This is a really long article highlighting how sad the Brewers had past has been and how hot the future looks .. all through the storyline that Geoff Jenkins is old and has never seen a good season here in Milwaukee - the last time he was on a team above .500 was in 1995 - with USC in the College World Series.
I don't want to post the whole text, but I think there's some good things to highlight:
Funniest/saddest part of the article:
Jenkins was drafted in the first round in '95, had his first call-up to Milwaukee in April '98 -- "John Jaha went on the DL, that's how it happened," he says -- and has been in Brew-town ever since. The Brewers, coincidentally, were also in first place in the Central in April '98, but flamed out and finished 74-88. Jenkins played the next eight seasons amid heavy change: Five different managers, the jump from County Stadium to Miller Park, different logos, new ownership, a new general manager. Losing was the only constant.

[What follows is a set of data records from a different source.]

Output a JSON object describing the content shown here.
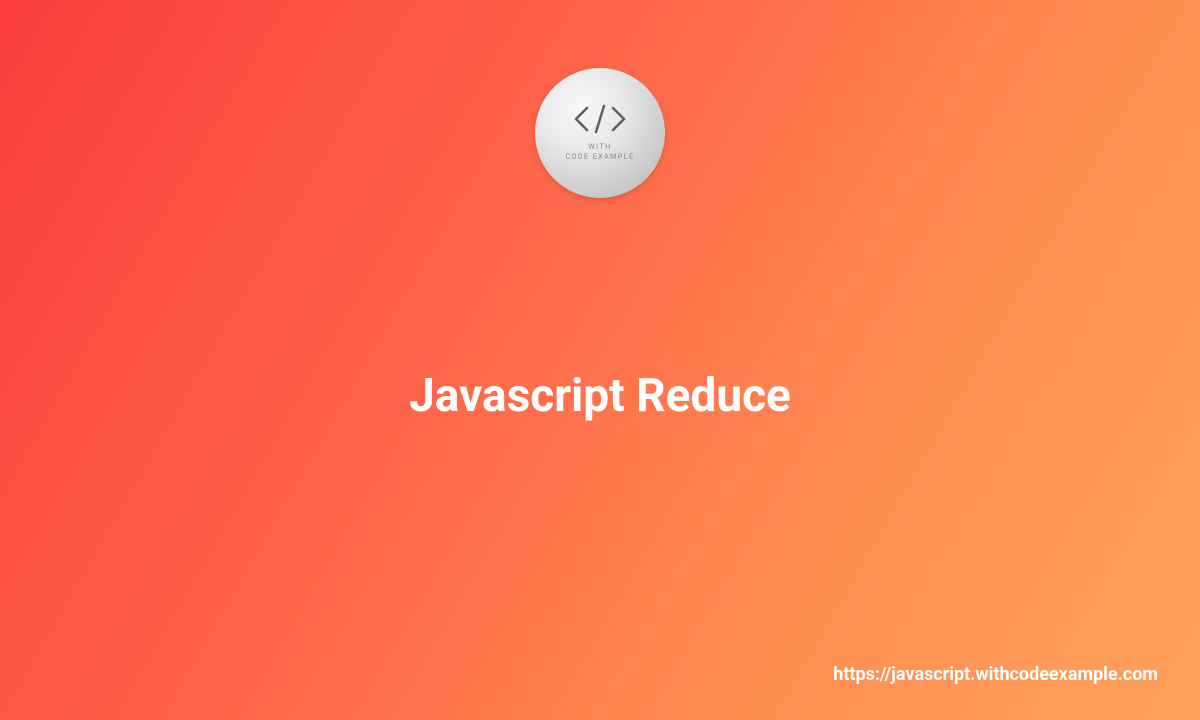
{
  "logo": {
    "line1": "WITH",
    "line2": "CODE EXAMPLE"
  },
  "title": "Javascript Reduce",
  "url": "https://javascript.withcodeexample.com"
}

"No one," he says, is left on the field from his rookie year -- only a few figures outside the lineup, including an equipment manager; a trainer; a TV color commentator, ex-Brewer Bill Schroeder; and the team's iconic radio voice, Bob Uecker. That Ueck has remained the franchise's most recognizable face for so long is both a blessing for Milwaukee fans, who were raised on his "Get up, Get up" home-run calls, as well as a telling sign: There hasn't been much to root for in this town over the past decade and a half....
While Yost's short-term enthusiasm is curbed, he makes it clear that the general rise of the franchise -- from the point at which both he and GM Doug Melvin began work in 2003 -- is hardly a surprise. "This is nothing more than the vision we all had five years ago," said Yost. "We knew we had great, young, talented kids in the minor leagues, that we had to kind of tread water until they got here, and then when they got here, we'd be able to compete, with the addition of a free agent or two. And it's just unveiled."

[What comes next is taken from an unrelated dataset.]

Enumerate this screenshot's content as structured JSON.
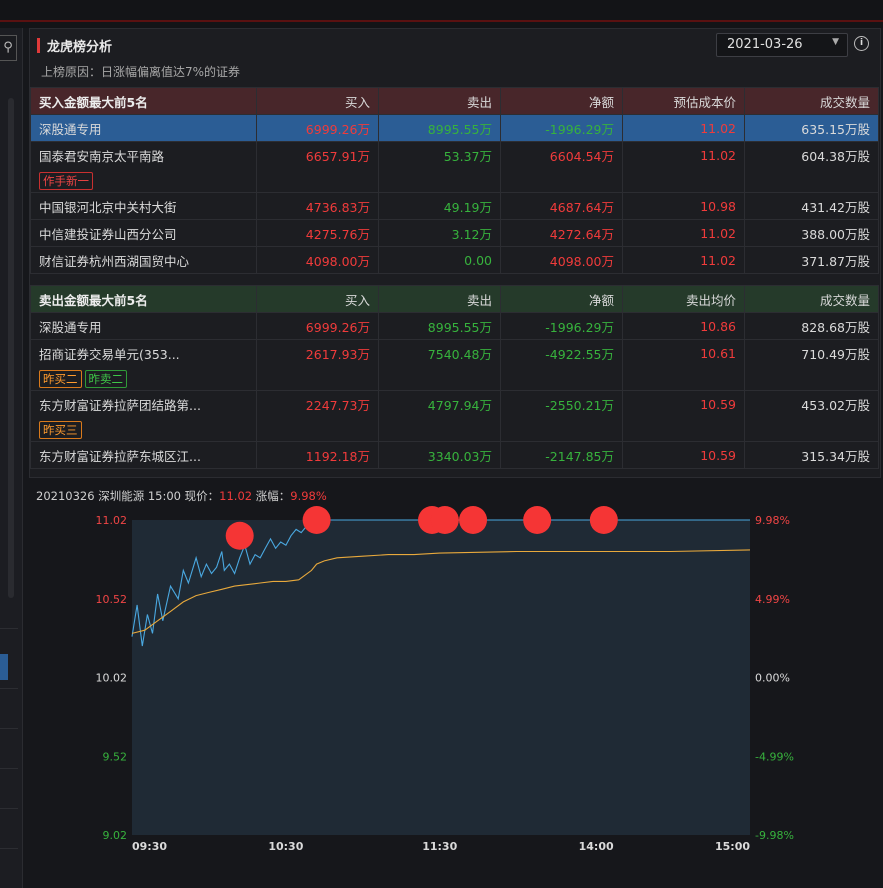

That it has. The Brewers' starting lineup on Tuesday had homegrown hitters in the 1-4 slots (Weeks, Hardy, Fielder and Hall) and six Milwaukee draftees in all, with Jenkins batting sixth and Sheets on the hill. Meanwhile, the club's prize free-agent acquisition, 2006 NLCS MVP Jeff Suppan, was the previous night's starting pitcher and had gone the distance in a 7-1 victory against St. Louis for his fourth win of April.
The acquisition of Suppan, who was inked to the richest contract in club history (four years, $42 million), this offseason, was important on multiple levels. As a 13-year veteran who has thrown at least 188 innings each of the past eight seasons, he solidified a rotation that already included Sheets, rising lefty Chris Capuano, and Dave Bush.Suppan was also a symbol of the organization's intentions: to obtain him, new owner Mark Attanasio pushed the team payroll above $70 million for the first time, and sent a message that Milwaukee was out of the building phase and ready to make noise.
The strongest argument for why the Brewers are no fluke -- beyond the dominance of Cordero and the payoff of Suppan's addition -- is that the team, as a whole, has yet to hit its stride. Uecker, who has weathered the club's 15-year misery streak from the booth, said before Tuesday's game, "The thing is that they've had a heck of an April, and I don't think they've played their best baseball. Prince and Rickie and Billy Hall, they're not hitting on all cylinders, and yet the team is still good enough to win."
The stats back up the Ueck's assessment: While Hardy has been hot of late, leading everyday players in OPS, Fielder is batting .273 with six homers but has yet to go on a powerful tear. Weeks is hitting .231. Hall is at .255. Sheets is 2-2 and still finding his form. Capuano is 4-0 but insists he's not throwing well yet ("I haven't gone deep into many games, my walks are up, I'm just pitching average," he said).
And a great wrap-up...."So the Brewers plow through May, hoping that what is still just a hot start, a lot of promise, and a nice story, can maintain momentum and turn them into a real contender."